  • ‘Exceptional’ contributions enabled the UN Relief and Works Agency to fund its entire 2018 budget of $1.2 billion
  • ‘Countries that supported us last year I would say were extremely proud to contribute to the solution’

UNITED NATIONS: The head of the UN agency that helps 5.3 million Palestinian refugees on Monday urged donors who filled a $446 million hole in its budget last year after the Trump administration drastically cut the US contribution to be equally generous this year.
“Last year we had an extraordinary crisis and an out of the ordinary response,” Pierre Krahenbuhl said in an interview with The Associated Press. “Our humble request to all the donors is: Please keep your funding levels at the same level as 2018.”
He said he has been thanking donors for their “exceptional” contributions that enabled the UN Relief and Works Agency to fund its entire 2018 budget of $1.2 billion.
Krahenbuhl said the agency, known as UNRWA, also adopted a $1.2 billion budget for 2019, and this year it is getting nothing from the United States. Last year, the Trump administration gave $60 million, a dramatic reduction from the $360 million it provided in 2017, when the United States was the agency’s largest donor.
US President Donald Trump said in January 2018 that the Palestinians must return to peace talks to receive US aid money — a comment that raised alarm from leaders of 21 international humanitarian groups, who protested that the administration’s link between aid and political objectives was “dangerous.”

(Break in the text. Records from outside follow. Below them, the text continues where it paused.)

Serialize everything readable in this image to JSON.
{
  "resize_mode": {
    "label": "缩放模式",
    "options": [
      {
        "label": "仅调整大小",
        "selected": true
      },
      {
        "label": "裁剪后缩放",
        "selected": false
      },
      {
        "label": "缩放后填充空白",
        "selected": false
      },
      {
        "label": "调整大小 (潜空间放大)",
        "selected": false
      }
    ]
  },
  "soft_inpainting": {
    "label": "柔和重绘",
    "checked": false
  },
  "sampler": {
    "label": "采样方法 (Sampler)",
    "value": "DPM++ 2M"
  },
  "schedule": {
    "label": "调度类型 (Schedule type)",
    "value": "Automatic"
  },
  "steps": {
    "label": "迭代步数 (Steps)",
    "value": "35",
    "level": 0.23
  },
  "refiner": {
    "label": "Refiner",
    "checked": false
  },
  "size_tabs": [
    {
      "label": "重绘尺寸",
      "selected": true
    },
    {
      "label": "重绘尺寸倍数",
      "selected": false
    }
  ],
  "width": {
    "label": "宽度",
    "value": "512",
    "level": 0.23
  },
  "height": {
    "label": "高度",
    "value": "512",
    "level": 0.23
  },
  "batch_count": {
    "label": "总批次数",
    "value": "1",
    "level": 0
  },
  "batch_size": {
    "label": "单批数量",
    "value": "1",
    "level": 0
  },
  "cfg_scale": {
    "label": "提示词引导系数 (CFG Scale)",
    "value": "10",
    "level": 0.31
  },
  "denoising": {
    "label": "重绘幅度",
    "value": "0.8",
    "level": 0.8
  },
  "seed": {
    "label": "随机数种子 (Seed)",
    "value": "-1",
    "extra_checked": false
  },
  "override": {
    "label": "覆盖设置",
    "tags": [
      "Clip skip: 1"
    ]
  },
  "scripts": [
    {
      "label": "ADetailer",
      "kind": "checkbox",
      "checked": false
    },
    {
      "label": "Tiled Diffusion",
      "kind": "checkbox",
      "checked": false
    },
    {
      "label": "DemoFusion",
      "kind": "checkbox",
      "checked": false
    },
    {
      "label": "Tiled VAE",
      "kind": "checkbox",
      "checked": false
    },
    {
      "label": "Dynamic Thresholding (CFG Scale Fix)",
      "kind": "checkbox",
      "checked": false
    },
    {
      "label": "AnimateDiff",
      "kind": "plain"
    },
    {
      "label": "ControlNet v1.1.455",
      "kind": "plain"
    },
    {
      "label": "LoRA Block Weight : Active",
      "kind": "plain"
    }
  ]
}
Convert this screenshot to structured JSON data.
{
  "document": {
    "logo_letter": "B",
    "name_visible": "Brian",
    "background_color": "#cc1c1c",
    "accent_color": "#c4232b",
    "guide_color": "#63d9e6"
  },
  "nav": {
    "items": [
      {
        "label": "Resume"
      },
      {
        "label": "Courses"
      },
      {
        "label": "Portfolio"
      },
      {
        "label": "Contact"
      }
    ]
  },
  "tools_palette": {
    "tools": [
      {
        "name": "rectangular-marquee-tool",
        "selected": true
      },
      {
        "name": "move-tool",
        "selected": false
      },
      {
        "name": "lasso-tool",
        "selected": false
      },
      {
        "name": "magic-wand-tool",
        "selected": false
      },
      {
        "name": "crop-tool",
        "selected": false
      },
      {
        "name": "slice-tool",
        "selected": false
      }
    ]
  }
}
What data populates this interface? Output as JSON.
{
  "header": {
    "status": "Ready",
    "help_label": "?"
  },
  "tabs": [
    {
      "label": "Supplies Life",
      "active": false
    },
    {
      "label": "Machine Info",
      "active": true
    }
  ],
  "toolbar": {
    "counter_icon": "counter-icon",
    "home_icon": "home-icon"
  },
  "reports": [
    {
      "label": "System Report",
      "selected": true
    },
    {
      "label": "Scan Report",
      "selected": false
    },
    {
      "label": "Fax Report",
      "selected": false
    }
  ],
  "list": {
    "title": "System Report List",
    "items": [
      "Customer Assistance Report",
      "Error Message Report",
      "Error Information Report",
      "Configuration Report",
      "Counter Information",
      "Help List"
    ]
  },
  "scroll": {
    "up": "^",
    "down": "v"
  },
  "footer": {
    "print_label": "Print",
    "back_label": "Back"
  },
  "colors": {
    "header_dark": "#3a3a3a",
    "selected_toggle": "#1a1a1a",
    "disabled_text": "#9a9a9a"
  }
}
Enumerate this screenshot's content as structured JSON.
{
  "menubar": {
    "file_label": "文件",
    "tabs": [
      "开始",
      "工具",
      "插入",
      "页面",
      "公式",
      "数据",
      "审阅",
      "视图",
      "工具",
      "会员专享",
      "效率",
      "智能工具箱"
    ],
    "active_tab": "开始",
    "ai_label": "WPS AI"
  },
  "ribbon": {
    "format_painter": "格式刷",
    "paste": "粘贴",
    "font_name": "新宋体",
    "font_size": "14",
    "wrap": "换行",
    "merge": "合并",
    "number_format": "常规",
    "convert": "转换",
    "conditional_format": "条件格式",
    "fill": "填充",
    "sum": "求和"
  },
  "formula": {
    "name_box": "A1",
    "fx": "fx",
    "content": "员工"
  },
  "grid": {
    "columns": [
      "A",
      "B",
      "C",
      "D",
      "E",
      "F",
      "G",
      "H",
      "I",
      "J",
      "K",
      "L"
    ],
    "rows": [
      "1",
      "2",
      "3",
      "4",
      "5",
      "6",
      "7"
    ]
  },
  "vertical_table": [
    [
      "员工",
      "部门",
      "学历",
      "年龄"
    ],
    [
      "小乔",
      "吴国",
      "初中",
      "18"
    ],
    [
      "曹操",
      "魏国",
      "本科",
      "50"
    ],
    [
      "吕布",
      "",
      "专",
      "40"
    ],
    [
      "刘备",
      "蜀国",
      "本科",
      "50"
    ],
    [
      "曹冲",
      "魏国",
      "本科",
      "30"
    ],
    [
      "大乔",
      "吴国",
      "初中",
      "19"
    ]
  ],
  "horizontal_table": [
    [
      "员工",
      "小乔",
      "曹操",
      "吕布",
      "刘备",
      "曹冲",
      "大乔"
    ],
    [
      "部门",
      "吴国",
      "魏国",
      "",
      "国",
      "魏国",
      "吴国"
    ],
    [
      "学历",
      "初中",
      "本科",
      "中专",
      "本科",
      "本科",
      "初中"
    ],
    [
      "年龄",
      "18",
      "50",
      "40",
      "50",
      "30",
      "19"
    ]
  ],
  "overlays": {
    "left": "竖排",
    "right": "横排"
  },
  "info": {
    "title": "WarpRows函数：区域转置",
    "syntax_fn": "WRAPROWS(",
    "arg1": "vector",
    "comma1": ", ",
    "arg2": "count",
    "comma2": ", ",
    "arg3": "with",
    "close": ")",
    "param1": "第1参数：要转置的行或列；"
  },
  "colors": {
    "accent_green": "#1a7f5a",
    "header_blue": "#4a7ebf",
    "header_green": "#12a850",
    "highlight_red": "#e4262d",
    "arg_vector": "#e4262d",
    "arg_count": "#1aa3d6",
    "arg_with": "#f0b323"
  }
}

Krahenbuhl said the campaign that UNRWA launched immediately after the US slashed its contribution succeeded as a result of “very important donations,” starting with the European Union, which became the agency’s biggest donor. He said 40 countries and institutions increased funding to UNRWA, including Germany, United Kingdom, Sweden, Japan, Canada and Australia. Qatar, Saudi Arabia, United Arab Emirates and Kuwait each gave $50 million, he said.
“Countries that supported us last year I would say were extremely proud to contribute to the solution,” Krahenbuhl said.
Last year, he said, the number of multi-year funding agreements with donors rose to 19.
So UNRWA right now is in “a somewhat better position” than it was last year, with a shortfall of just over $200 million, Krahenbuhl said.
So far this year, the agency has received $245 million and is expecting $100 million more, he said, which means it should be financially OK until about May.
“But from then on we’ll start to ... reach some crisis points,” Krahenbuhl said.
He said UNRWA is thinking about holding some events in the next two or three months “to collectively mobilize the donor community.” In June, he said, there will be a pledging conference at which the UN and donors will take stock of the agency’s financial situation.
Krahenbuhl said he is committed to making up for the $60 million that UNRWA is losing from the United States this year through internal cost saving measures to reduce the agency’s expenditures.
“That’s going to hurt, but that’s where we feel our financial responsibility, so that we preserve the trust that was generated by the level of donors,” he said, noting that UNRWA last year saved $92 million.
Krahenbuhl said donors recognize the agency does important work. He pointed to the 280,000 boys and girls in UNRWA schools in Gaza and the food assistance the agency provides to 1 million people there every three months. “That’s half of Gaza’s population,” he said.
The UNRWA chief also said that continuing the agency’s services to Palestinian refugees in Syria, Lebanon, Jordan, Gaza and elsewhere in the Mideast “is in everybody’s interest” and important for stability in the region.
“If you take Gaza right now ... it’s continuously at the razor’s edge,” Krahenbuhl said, stressing that any shift in humanitarian assistance or conditions that people live in “can trigger the need for justification, or the excuse ... to go back to war.”
Noting his own experience in the 2014 war between Israel and Hamas, which controls Gaza, Krahenbuhl said, “this is absolutely devastating and needs to be avoided.”